Drain Tree  For this installation, the students chose a drain on the outer wall of the library complex that had been broken and leaking for some time. The idea was to “create something really alien coming out of the drain, Fox says, to showcase that “cool things can happen when you try to fix something yourself.” The students gathered materials such as t-shirts, table cloths, “anything that was a shade of green,” Fox says, and wove it together to form an organic mass emerging from the broken drain. Students and residents were then writing notes about changes they would like to see in the community and pinning it to the installation in an effort at community engagement. As a side note: part of the efforts to clean up the plaza and surrounding environs before the installations were put in place reportedly included fixing the broken drain that inspired the project.

Credit: ARCHITECT Staff


<strong xmlns="http://www.w3.org/1999/xhtml">Chairs 1, 2, 3</strong>  Sited in the library’s main plaza, this installation take a series of wooden slates and makes a running series of polygonal benches—some low to the ground, some enclosed by a sunshade. Painted vivid shades of alternating orange and green on one side, and cooler tones of blue and purple on the other, the installation provides shaded seating for both adults and children alike.

Chairs 1, 2, 3  Sited in the library’s main plaza, this installation take a series of wooden slates and makes a running series of polygonal benches—some low to the ground, some enclosed by a sunshade. Painted vivid shades of alternating orange and green on one side, and cooler tones of blue and purple on the other, the installation provides shaded seating for both adults and children alike.

Credit: John Ruppert


<strong xmlns="http://www.w3.org/1999/xhtml">Long Branch Blossoms</strong>  Sited just outside the library’s oft-disused upper entrance off the public plaza, Long Branch Blossoms is a colorful series of floral simulacra, made from metal lathe and neon-hued zip ties. Originally intended to be installed in early March, the installation was intended to “bring blossoms in the off-season as an early notion of what’s to come,” says Boliek, who worked on this project as well at Thirsty for Change. With 10 projects in total, each of the 16 students worked on two installations.

Long Branch Blossoms  Sited just outside the library’s oft-disused upper entrance off the public plaza, Long Branch Blossoms is a colorful series of floral simulacra, made from metal lathe and neon-hued zip ties. Originally intended to be installed in early March, the installation was intended to “bring blossoms in the off-season as an early notion of what’s to come,” says Boliek, who worked on this project as well at Thirsty for Change. With 10 projects in total, each of the 16 students worked on two installations.

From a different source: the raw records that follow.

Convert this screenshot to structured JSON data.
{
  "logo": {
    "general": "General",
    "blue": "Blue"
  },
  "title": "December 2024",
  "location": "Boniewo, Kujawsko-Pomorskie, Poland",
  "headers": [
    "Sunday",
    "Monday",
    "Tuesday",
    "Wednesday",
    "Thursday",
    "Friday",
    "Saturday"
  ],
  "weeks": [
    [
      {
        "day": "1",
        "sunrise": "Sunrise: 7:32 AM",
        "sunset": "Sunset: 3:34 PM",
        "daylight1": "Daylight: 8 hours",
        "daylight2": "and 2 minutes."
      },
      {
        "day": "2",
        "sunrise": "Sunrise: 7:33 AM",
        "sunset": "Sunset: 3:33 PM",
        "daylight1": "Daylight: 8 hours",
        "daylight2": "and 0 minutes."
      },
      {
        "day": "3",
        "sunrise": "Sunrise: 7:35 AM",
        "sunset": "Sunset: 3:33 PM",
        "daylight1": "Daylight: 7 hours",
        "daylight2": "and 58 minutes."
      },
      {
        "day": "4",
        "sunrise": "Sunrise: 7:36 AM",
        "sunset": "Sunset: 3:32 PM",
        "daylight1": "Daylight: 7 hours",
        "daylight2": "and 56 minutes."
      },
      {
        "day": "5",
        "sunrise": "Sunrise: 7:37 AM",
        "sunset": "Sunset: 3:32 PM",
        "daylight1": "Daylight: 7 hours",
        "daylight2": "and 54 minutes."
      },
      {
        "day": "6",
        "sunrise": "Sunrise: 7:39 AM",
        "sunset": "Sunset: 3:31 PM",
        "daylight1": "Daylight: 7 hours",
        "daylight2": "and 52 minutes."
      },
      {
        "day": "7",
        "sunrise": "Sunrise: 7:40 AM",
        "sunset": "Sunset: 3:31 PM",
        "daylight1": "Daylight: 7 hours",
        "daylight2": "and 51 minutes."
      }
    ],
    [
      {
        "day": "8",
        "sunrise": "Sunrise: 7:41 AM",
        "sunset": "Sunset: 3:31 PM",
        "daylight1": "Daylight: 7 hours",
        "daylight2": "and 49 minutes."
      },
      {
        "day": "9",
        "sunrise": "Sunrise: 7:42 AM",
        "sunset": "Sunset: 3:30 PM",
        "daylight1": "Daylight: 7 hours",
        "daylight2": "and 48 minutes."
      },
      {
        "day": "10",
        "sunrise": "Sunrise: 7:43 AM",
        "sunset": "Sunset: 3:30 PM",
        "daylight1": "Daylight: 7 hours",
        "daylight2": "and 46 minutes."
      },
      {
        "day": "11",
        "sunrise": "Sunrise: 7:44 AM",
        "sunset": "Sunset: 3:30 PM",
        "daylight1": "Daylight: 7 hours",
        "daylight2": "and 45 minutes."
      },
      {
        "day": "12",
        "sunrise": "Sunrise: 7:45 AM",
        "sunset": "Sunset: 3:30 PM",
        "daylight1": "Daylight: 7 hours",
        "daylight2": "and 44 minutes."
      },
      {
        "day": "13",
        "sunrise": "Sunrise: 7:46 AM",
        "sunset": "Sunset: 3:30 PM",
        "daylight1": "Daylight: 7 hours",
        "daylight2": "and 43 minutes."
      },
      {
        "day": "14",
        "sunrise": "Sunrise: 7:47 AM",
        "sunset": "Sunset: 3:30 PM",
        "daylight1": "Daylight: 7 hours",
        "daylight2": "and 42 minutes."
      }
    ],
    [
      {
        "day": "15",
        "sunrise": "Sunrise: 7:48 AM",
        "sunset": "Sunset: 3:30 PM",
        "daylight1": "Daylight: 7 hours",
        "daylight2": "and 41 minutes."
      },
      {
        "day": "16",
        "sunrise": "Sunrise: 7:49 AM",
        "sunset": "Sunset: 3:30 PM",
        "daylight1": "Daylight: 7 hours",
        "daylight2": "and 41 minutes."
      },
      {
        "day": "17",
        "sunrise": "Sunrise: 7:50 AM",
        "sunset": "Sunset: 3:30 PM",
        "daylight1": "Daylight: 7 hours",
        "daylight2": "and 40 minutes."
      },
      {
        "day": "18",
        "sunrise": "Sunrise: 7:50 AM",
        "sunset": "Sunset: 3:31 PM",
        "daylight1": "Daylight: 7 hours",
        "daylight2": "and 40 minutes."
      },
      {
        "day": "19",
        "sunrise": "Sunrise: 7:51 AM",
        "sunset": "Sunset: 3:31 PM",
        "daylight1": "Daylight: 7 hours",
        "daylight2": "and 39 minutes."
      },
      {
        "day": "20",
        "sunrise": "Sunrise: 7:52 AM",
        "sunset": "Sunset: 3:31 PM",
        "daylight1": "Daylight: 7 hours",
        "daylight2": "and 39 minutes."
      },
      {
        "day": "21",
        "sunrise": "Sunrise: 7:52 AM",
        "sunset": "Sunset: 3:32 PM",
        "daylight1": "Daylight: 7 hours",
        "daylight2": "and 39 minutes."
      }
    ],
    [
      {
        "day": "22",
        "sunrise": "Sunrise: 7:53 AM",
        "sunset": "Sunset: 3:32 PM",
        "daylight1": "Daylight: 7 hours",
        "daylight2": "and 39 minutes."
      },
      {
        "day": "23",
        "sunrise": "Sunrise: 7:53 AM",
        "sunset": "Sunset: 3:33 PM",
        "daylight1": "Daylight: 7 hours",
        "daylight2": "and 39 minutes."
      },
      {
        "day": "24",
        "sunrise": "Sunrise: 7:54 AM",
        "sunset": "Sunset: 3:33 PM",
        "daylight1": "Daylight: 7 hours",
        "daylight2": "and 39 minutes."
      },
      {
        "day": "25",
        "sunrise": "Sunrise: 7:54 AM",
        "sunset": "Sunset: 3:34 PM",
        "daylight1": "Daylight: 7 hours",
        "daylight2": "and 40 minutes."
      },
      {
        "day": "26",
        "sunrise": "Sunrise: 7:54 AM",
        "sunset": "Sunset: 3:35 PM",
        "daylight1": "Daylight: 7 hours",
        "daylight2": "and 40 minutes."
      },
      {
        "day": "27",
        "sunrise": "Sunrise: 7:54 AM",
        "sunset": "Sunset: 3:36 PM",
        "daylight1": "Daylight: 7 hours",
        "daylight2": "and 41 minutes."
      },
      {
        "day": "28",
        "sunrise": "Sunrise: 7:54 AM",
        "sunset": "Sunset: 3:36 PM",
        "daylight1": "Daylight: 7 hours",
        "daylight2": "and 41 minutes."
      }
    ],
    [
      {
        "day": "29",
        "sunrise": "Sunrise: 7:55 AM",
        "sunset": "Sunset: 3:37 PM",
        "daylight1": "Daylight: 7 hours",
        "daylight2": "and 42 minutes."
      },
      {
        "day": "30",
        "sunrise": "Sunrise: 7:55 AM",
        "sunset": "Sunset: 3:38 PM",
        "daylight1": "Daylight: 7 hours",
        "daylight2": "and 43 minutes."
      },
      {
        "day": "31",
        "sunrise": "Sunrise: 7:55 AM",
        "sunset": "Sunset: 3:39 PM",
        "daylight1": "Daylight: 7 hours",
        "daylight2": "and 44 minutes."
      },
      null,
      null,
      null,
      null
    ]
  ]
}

Credit: ARCHITECT Staff


<strong xmlns="http://www.w3.org/1999/xhtml">In Plane Sight</strong>  Located in a sunken courtyard behind the library structure, In Plane Sight used a series of brightly colored neon strings, using the building’s railing and anchors in the landscape to create a series of vivid planes that stretched a full story in height.

In Plane Sight  Located in a sunken courtyard behind the library structure, In Plane Sight used a series of brightly colored neon strings, using the building’s railing and anchors in the landscape to create a series of vivid planes that stretched a full story in height.

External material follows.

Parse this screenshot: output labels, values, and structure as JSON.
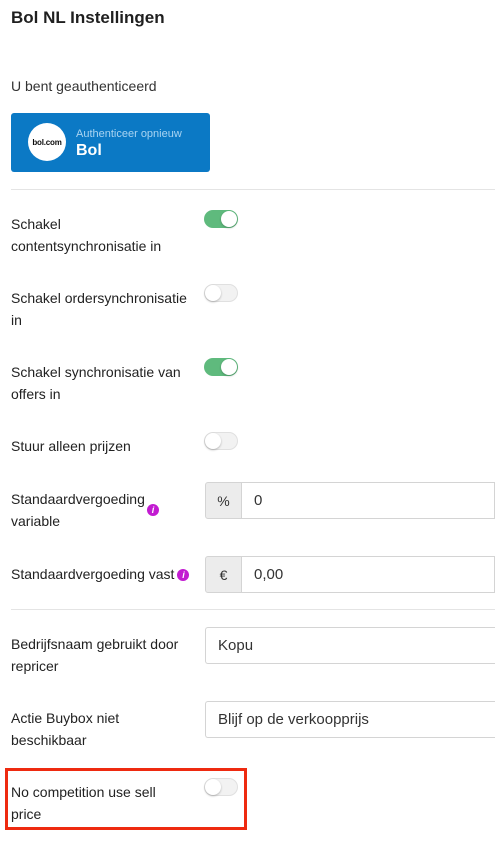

Credit: John Ruppert


<strong xmlns="http://www.w3.org/1999/xhtml">Babelian Library</strong>  Hung from the brick soffit outside the lower-level reading room, Babelian Library is a mobile of wood frames and metal bowls that throw distorted reflections, all hung off of an apple-green painted armature. The most dynamic of the installations, aside from the free-swinging chimes, the Babelian Library sways in the breeze, activating the adjacent green space and providing an ever-changing display for the library patrons within.

Babelian Library  Hung from the brick soffit outside the lower-level reading room, Babelian Library is a mobile of wood frames and metal bowls that throw distorted reflections, all hung off of an apple-green painted armature. The most dynamic of the installations, aside from the free-swinging chimes, the Babelian Library sways in the breeze, activating the adjacent green space and providing an ever-changing display for the library patrons within.

Credit: John Ruppert